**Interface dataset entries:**
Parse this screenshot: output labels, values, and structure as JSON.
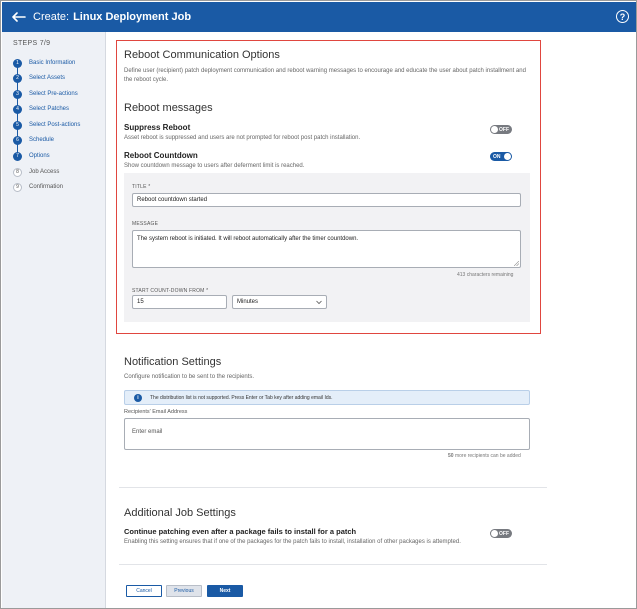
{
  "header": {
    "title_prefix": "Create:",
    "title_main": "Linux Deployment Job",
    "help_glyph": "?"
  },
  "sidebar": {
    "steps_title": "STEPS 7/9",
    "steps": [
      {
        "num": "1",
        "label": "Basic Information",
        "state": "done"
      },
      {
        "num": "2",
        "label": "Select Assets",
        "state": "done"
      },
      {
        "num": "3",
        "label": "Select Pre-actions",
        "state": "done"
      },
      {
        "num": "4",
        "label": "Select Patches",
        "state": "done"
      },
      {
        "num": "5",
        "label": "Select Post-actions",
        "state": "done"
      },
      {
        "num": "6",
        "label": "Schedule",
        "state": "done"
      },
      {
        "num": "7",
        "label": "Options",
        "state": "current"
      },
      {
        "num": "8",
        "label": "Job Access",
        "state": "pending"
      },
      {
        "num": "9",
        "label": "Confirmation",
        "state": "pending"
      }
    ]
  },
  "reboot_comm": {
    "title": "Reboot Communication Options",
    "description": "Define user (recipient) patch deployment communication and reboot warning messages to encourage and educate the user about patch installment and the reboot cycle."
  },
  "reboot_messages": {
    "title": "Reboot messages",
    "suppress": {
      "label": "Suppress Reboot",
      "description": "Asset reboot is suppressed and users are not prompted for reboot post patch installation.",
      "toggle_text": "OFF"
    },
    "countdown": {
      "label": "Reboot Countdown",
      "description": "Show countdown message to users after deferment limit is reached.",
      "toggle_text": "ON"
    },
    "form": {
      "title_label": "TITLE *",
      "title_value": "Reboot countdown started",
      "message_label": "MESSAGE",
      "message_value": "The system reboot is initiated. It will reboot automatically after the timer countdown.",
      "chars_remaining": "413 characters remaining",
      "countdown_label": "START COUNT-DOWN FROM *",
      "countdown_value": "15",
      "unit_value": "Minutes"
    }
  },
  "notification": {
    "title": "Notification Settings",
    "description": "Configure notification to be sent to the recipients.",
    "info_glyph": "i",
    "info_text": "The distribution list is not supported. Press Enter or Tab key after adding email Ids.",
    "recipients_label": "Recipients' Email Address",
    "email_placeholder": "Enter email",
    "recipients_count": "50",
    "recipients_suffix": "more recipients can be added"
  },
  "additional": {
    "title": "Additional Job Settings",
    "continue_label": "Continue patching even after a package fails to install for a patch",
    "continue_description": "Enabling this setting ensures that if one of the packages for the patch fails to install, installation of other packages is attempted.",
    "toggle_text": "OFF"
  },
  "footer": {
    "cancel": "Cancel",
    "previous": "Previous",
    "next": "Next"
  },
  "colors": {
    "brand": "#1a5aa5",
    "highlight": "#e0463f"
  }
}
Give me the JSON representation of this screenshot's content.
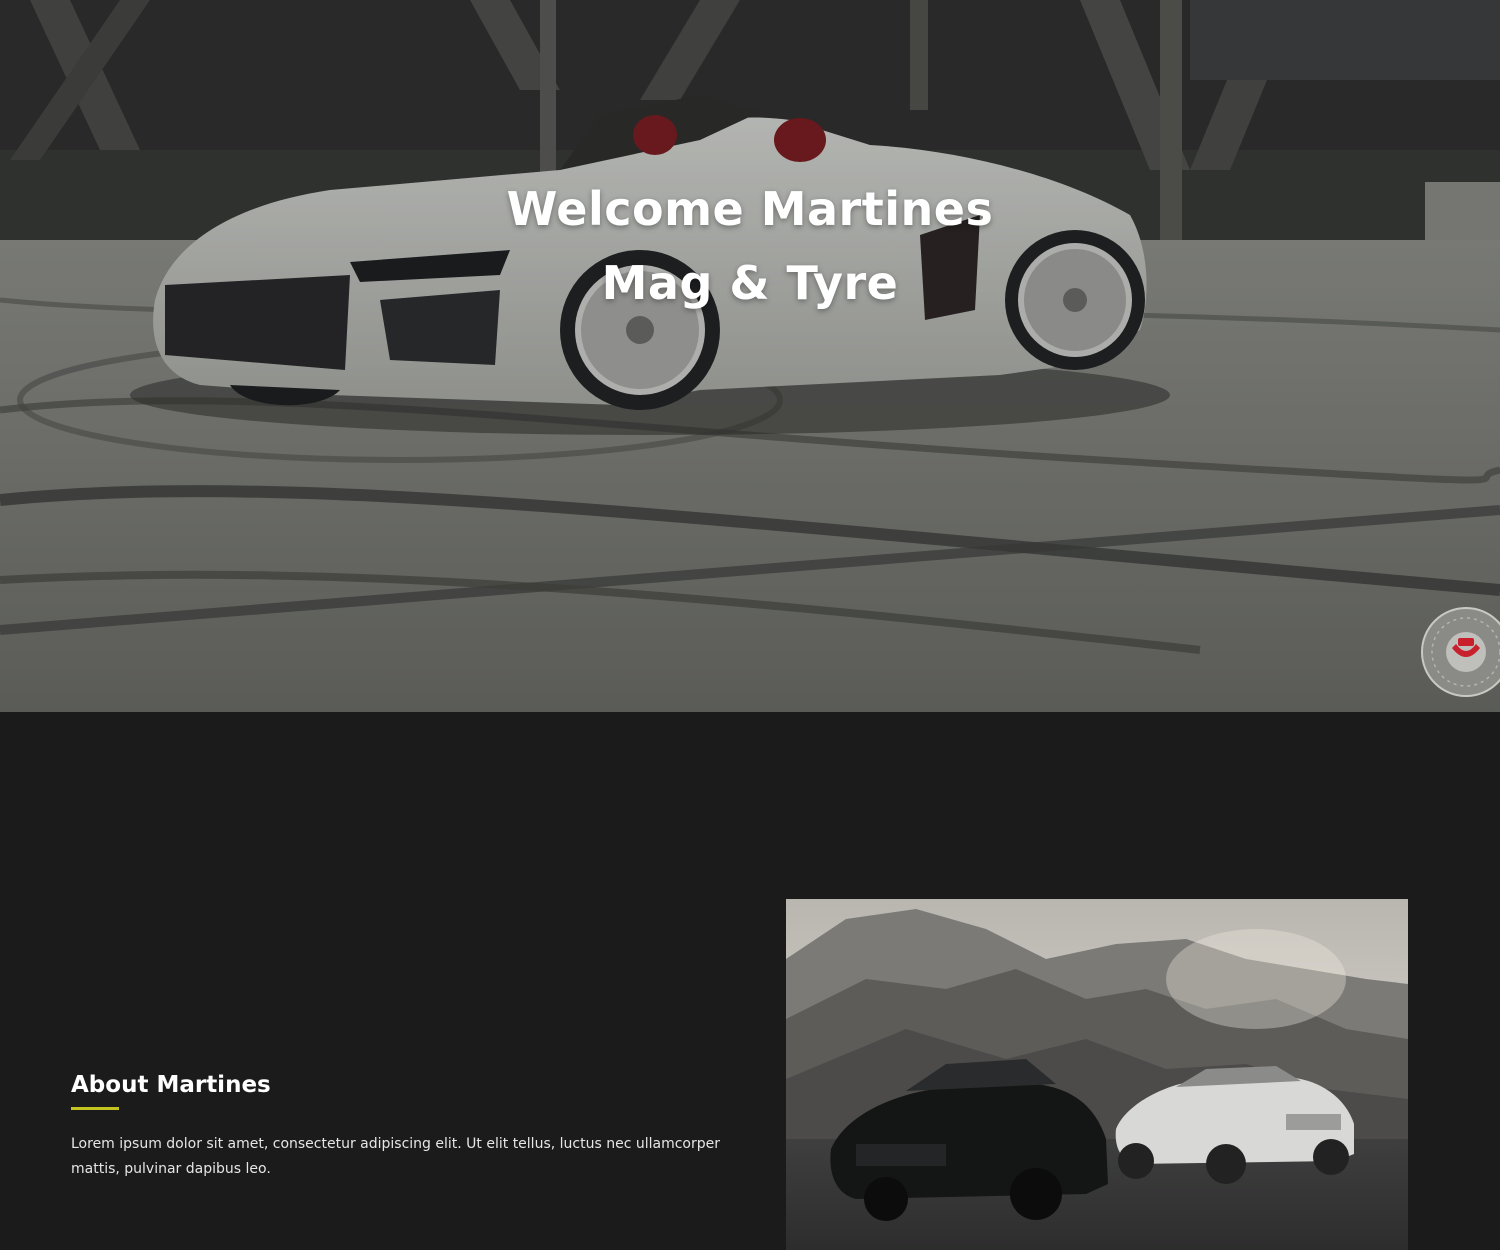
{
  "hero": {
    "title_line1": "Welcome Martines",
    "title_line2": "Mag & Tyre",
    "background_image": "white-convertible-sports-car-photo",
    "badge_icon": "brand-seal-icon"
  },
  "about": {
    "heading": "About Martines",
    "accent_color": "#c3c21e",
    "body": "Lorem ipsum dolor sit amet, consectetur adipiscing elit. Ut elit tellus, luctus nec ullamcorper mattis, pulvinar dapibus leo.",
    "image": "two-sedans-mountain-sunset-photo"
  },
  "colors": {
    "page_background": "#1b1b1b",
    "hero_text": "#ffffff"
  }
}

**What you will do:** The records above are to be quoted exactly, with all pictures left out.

**Response to the task:**
Parse this screenshot: output labels, values, and structure as JSON.
{
  "header": {
    "title_prefix": "Create:",
    "title_main": "Linux Deployment Job",
    "help_glyph": "?"
  },
  "sidebar": {
    "steps_title": "STEPS 7/9",
    "steps": [
      {
        "num": "1",
        "label": "Basic Information",
        "state": "done"
      },
      {
        "num": "2",
        "label": "Select Assets",
        "state": "done"
      },
      {
        "num": "3",
        "label": "Select Pre-actions",
        "state": "done"
      },
      {
        "num": "4",
        "label": "Select Patches",
        "state": "done"
      },
      {
        "num": "5",
        "label": "Select Post-actions",
        "state": "done"
      },
      {
        "num": "6",
        "label": "Schedule",
        "state": "done"
      },
      {
        "num": "7",
        "label": "Options",
        "state": "current"
      },
      {
        "num": "8",
        "label": "Job Access",
        "state": "pending"
      },
      {
        "num": "9",
        "label": "Confirmation",
        "state": "pending"
      }
    ]
  },
  "reboot_comm": {
    "title": "Reboot Communication Options",
    "description": "Define user (recipient) patch deployment communication and reboot warning messages to encourage and educate the user about patch installment and the reboot cycle."
  },
  "reboot_messages": {
    "title": "Reboot messages",
    "suppress": {
      "label": "Suppress Reboot",
      "description": "Asset reboot is suppressed and users are not prompted for reboot post patch installation.",
      "toggle_text": "OFF"
    },
    "countdown": {
      "label": "Reboot Countdown",
      "description": "Show countdown message to users after deferment limit is reached.",
      "toggle_text": "ON"
    },
    "form": {
      "title_label": "TITLE *",
      "title_value": "Reboot countdown started",
      "message_label": "MESSAGE",
      "message_value": "The system reboot is initiated. It will reboot automatically after the timer countdown.",
      "chars_remaining": "413 characters remaining",
      "countdown_label": "START COUNT-DOWN FROM *",
      "countdown_value": "15",
      "unit_value": "Minutes"
    }
  },
  "notification": {
    "title": "Notification Settings",
    "description": "Configure notification to be sent to the recipients.",
    "info_glyph": "i",
    "info_text": "The distribution list is not supported. Press Enter or Tab key after adding email Ids.",
    "recipients_label": "Recipients' Email Address",
    "email_placeholder": "Enter email",
    "recipients_count": "50",
    "recipients_suffix": "more recipients can be added"
  },
  "additional": {
    "title": "Additional Job Settings",
    "continue_label": "Continue patching even after a package fails to install for a patch",
    "continue_description": "Enabling this setting ensures that if one of the packages for the patch fails to install, installation of other packages is attempted.",
    "toggle_text": "OFF"
  },
  "footer": {
    "cancel": "Cancel",
    "previous": "Previous",
    "next": "Next"
  },
  "colors": {
    "brand": "#1a5aa5",
    "highlight": "#e0463f"
  }
}
Give me the JSON representation of this screenshot's content.
{
  "hero": {
    "title_line1": "Welcome Martines",
    "title_line2": "Mag & Tyre",
    "background_image": "white-convertible-sports-car-photo",
    "badge_icon": "brand-seal-icon"
  },
  "about": {
    "heading": "About Martines",
    "accent_color": "#c3c21e",
    "body": "Lorem ipsum dolor sit amet, consectetur adipiscing elit. Ut elit tellus, luctus nec ullamcorper mattis, pulvinar dapibus leo.",
    "image": "two-sedans-mountain-sunset-photo"
  },
  "colors": {
    "page_background": "#1b1b1b",
    "hero_text": "#ffffff"
  }
}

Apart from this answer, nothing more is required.